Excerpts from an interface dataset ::
-- Opening Marker --
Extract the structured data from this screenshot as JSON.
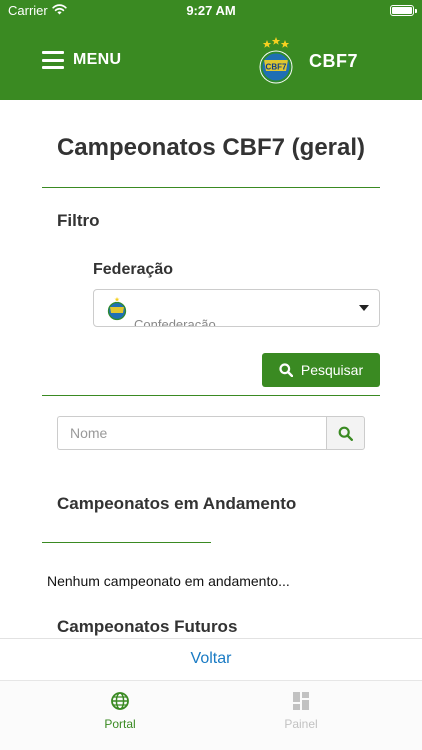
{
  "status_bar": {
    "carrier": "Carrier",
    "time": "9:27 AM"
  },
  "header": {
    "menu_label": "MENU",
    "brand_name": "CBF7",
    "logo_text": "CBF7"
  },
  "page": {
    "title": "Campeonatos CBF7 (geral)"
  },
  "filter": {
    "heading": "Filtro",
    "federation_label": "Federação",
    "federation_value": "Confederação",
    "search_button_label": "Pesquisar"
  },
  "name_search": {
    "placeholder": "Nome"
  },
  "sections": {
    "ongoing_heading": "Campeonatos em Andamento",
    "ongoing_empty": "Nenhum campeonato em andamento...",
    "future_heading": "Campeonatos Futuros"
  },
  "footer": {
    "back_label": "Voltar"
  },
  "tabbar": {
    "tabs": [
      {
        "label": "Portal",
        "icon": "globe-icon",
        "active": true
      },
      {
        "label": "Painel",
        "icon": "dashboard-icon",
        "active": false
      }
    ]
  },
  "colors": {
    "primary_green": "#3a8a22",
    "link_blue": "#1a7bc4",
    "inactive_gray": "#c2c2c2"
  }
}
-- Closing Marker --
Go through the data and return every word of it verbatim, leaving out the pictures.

Worked solution ::
Extract the structured data from this screenshot as JSON.
{
  "status_bar": {
    "carrier": "Carrier",
    "time": "9:27 AM"
  },
  "header": {
    "menu_label": "MENU",
    "brand_name": "CBF7",
    "logo_text": "CBF7"
  },
  "page": {
    "title": "Campeonatos CBF7 (geral)"
  },
  "filter": {
    "heading": "Filtro",
    "federation_label": "Federação",
    "federation_value": "Confederação",
    "search_button_label": "Pesquisar"
  },
  "name_search": {
    "placeholder": "Nome"
  },
  "sections": {
    "ongoing_heading": "Campeonatos em Andamento",
    "ongoing_empty": "Nenhum campeonato em andamento...",
    "future_heading": "Campeonatos Futuros"
  },
  "footer": {
    "back_label": "Voltar"
  },
  "tabbar": {
    "tabs": [
      {
        "label": "Portal",
        "icon": "globe-icon",
        "active": true
      },
      {
        "label": "Painel",
        "icon": "dashboard-icon",
        "active": false
      }
    ]
  },
  "colors": {
    "primary_green": "#3a8a22",
    "link_blue": "#1a7bc4",
    "inactive_gray": "#c2c2c2"
  }
}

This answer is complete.